Driving south on 93, I realized, once and for all, that I love the things that chafe. The things that fill me with stress so total I can’t remember when a block of it didn’t rest on top of my heart. I love what, if broken, can’t be repaired. What, if lost, can’t be replaced.
I love my burdens.

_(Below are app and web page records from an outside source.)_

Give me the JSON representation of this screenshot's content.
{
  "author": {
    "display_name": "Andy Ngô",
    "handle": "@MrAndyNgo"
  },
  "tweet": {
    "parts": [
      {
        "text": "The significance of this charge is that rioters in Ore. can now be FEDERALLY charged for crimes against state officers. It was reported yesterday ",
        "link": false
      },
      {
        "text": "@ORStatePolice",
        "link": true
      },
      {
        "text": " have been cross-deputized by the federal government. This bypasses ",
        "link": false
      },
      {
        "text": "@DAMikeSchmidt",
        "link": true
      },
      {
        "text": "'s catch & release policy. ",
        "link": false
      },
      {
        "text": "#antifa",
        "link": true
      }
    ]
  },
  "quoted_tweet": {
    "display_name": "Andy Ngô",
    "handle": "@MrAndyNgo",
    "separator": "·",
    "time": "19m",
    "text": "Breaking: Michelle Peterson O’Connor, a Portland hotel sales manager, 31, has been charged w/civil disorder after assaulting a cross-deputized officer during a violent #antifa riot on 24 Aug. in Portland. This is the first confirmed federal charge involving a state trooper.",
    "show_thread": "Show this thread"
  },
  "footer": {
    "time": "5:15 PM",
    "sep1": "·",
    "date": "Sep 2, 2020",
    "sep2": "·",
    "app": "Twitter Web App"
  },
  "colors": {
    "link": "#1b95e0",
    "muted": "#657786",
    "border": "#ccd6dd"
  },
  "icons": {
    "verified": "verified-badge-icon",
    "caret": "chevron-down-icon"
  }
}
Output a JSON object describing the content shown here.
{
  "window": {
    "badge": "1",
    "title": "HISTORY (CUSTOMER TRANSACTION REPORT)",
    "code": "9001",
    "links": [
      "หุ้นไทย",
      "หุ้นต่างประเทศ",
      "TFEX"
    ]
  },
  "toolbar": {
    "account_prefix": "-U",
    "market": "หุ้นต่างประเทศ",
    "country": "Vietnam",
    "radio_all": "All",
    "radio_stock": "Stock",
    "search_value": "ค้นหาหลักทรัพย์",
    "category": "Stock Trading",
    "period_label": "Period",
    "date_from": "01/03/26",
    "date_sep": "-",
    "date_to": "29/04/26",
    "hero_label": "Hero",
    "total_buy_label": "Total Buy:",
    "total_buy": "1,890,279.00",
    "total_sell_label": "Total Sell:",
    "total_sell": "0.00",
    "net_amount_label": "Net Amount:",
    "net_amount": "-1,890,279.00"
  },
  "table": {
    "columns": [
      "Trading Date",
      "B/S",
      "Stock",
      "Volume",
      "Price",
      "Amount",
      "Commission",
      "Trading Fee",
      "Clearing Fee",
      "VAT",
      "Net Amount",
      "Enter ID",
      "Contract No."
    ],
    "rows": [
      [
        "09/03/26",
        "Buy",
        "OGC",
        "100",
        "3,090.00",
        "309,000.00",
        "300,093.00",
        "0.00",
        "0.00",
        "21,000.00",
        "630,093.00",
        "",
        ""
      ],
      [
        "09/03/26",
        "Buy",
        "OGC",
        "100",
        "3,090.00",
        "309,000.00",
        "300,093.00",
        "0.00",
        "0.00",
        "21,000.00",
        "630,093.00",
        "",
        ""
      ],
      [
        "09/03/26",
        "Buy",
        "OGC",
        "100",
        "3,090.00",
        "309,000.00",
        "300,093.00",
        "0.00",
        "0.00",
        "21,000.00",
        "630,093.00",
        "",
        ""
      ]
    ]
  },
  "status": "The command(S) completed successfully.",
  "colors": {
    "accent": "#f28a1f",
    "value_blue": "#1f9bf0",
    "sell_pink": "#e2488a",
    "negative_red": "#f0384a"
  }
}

For the first time in my life, I pitied my father. It was such a strange sensation that I allowed the car to drift over the white lines for a moment before I made a correction. My father was never lucky; his rage and hatred and all-consuming narcissism—all of it unfathomable, even now, twenty-five years after his death—had robbed him of his family. If I’d squealed like Gabriella in the back of a car, my father would have backhanded me. Twice. Or he would have pulled the car to the side of the road and climbed back there to give me a beating. Same with my sister. And when we weren’t around, my mother. Because of this, he died alone. He’d demeaned my mother into an early grave, my sister refused to return to Boston when he was terminally ill, and when, at the hour of his death, he’d reached across the hospital bed for me, I let his hand hang in the air until it fell to the sheets and his pupils turned to marble.
My father never loved his burdens because my father never loved anything.
I’m a deeply flawed man who loves a deeply flawed woman and we gave birth to a beautiful child who, I fear sometimes, may never stop talking. Or squealing. My best friend is a borderline psychotic who has more sins on his ledger than whole street gangs and some governments. And yet . . .